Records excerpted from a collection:
---------------

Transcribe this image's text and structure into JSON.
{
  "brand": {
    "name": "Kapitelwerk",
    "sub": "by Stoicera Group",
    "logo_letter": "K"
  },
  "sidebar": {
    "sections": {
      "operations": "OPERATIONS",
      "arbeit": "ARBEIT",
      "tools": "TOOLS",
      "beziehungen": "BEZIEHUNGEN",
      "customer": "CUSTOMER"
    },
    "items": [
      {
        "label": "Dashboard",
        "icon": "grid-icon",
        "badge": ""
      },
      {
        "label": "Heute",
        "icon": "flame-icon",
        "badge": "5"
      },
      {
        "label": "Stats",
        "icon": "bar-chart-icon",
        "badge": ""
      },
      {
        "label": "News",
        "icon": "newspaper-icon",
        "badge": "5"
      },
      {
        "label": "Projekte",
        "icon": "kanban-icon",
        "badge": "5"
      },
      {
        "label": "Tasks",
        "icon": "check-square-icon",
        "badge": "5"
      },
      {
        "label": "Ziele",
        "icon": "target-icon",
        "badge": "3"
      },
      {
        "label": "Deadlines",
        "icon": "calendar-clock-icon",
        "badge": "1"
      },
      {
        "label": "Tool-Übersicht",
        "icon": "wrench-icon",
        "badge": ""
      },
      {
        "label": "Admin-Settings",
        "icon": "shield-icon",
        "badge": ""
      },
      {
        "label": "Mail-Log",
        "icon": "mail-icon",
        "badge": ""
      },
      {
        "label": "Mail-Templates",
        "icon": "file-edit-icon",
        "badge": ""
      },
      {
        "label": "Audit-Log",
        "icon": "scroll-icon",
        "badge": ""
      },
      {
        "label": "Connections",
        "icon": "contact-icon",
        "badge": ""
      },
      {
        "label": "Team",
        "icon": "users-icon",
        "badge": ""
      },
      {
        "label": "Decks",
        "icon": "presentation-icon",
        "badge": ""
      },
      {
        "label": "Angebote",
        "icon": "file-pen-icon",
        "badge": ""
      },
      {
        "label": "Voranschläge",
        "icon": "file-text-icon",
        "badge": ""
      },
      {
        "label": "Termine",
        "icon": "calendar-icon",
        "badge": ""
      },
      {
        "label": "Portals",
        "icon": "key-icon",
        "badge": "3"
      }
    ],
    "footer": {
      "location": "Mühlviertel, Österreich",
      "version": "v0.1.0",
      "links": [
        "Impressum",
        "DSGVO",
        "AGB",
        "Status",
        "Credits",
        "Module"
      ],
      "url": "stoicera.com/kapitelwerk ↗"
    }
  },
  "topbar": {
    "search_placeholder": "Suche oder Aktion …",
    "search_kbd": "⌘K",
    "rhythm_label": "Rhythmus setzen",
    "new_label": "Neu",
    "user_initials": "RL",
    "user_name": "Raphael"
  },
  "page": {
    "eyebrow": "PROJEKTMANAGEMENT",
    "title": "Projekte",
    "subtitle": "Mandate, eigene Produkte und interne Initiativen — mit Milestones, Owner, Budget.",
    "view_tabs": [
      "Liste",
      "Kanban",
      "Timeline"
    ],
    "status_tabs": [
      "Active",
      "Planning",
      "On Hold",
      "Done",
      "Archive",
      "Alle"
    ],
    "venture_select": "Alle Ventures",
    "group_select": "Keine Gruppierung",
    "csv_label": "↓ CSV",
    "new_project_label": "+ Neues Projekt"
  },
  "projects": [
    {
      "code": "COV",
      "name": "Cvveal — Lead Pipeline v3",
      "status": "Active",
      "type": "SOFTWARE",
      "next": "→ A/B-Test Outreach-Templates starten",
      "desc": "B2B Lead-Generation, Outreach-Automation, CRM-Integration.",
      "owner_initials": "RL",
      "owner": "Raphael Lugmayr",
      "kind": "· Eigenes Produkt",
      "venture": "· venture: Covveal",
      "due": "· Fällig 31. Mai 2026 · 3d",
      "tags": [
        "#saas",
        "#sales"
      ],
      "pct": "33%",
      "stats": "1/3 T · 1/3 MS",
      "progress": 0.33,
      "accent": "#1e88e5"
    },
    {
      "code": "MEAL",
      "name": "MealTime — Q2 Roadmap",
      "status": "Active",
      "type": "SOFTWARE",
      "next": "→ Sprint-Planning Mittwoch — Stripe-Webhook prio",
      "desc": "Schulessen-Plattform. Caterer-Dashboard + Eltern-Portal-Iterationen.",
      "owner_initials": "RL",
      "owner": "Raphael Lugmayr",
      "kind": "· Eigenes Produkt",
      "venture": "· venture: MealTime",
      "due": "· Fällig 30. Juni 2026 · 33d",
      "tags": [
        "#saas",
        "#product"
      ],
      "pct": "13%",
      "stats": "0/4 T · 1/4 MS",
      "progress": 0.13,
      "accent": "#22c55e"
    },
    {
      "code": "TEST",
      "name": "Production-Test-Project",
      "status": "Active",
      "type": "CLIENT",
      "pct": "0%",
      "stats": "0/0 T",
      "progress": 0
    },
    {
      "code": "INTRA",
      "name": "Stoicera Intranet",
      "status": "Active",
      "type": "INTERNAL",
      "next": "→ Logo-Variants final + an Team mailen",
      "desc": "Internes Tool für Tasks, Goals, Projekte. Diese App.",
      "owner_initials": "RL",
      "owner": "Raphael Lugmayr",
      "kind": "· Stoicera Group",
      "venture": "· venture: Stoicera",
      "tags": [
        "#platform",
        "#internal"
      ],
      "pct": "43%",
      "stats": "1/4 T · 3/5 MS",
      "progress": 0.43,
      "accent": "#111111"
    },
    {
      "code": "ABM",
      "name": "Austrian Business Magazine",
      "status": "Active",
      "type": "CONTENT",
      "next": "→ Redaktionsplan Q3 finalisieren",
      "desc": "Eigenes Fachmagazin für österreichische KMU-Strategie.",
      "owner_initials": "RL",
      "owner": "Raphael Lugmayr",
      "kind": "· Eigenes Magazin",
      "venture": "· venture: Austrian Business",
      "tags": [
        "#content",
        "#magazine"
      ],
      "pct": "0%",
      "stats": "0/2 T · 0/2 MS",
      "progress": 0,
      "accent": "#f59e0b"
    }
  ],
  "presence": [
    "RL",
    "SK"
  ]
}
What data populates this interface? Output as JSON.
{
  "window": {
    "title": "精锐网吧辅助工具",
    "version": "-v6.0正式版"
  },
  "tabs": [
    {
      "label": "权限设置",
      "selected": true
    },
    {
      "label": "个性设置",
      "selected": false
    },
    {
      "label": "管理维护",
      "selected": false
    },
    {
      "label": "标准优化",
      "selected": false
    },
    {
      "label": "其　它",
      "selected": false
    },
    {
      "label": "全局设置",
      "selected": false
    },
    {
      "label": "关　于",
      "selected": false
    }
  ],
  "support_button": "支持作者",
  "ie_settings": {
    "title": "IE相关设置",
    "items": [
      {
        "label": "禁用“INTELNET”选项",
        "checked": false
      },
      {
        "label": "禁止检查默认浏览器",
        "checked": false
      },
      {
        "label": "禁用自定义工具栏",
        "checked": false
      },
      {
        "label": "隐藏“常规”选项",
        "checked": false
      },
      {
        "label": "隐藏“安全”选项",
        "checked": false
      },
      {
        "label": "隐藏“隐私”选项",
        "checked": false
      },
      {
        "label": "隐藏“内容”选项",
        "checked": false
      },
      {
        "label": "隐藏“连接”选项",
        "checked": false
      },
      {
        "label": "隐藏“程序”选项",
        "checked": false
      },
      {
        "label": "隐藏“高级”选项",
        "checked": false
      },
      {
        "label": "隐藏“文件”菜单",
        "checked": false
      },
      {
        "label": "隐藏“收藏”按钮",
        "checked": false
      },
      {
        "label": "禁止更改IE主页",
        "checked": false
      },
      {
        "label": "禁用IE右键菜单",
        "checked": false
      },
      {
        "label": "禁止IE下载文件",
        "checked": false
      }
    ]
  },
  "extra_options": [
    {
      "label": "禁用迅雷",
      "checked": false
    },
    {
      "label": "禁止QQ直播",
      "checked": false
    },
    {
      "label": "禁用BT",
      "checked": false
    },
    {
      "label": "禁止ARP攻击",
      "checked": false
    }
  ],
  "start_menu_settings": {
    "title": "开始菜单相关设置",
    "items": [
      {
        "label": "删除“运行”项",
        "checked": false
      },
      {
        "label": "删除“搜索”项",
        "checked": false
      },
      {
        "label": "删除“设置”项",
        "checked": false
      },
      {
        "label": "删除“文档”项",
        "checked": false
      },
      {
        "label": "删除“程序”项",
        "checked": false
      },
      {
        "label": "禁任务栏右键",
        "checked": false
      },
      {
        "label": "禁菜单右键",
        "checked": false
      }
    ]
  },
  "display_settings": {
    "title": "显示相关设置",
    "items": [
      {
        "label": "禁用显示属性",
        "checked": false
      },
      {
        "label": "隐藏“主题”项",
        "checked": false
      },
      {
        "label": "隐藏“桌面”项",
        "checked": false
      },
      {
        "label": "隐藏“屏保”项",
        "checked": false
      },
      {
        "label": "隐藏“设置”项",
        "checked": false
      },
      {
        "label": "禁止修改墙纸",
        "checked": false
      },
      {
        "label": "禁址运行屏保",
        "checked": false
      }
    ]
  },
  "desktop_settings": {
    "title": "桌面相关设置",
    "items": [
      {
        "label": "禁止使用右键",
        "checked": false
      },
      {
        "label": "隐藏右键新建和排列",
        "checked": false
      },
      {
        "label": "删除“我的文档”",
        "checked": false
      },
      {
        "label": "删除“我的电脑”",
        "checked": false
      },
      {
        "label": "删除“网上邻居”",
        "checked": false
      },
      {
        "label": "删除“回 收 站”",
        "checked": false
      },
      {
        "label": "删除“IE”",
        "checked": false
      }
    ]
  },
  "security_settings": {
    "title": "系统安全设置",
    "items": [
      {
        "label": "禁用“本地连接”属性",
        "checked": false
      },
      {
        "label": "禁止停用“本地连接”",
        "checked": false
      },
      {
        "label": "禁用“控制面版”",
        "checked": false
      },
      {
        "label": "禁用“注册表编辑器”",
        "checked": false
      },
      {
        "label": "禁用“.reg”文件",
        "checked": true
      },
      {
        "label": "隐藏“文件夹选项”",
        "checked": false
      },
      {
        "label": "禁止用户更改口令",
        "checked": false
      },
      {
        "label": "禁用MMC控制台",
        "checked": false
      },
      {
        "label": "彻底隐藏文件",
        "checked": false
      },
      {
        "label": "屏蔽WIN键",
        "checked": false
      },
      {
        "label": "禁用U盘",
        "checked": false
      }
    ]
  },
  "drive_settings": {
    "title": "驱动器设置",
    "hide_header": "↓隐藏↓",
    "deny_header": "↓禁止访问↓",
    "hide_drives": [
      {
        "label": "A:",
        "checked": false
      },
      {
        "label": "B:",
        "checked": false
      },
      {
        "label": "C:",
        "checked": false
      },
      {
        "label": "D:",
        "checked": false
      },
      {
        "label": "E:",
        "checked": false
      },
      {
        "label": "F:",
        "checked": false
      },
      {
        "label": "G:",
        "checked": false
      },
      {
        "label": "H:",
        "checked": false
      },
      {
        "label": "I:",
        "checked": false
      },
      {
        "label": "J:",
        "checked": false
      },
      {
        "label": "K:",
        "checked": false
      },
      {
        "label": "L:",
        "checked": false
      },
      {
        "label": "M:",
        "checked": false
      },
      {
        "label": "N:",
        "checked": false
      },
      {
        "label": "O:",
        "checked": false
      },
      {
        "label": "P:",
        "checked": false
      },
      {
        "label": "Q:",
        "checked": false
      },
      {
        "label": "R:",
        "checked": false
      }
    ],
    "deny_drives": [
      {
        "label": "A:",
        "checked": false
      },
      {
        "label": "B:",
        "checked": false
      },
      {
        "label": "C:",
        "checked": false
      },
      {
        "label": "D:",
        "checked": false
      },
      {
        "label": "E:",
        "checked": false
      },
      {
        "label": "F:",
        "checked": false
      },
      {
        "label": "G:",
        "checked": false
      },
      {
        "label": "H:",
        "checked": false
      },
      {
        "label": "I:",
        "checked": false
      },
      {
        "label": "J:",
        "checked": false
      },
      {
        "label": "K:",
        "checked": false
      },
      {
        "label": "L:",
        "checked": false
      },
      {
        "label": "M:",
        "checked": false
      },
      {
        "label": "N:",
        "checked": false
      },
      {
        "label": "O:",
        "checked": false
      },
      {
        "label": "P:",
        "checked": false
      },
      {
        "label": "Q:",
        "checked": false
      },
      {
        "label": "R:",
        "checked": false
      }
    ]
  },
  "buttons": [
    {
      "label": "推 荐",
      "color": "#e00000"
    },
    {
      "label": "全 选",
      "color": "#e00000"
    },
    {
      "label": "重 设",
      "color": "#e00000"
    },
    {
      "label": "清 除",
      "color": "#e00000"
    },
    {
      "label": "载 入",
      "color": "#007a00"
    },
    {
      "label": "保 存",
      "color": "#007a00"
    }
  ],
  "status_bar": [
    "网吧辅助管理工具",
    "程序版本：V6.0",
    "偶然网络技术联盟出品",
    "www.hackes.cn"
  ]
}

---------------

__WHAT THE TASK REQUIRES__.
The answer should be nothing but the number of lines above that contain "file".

__RESPONSE__.
3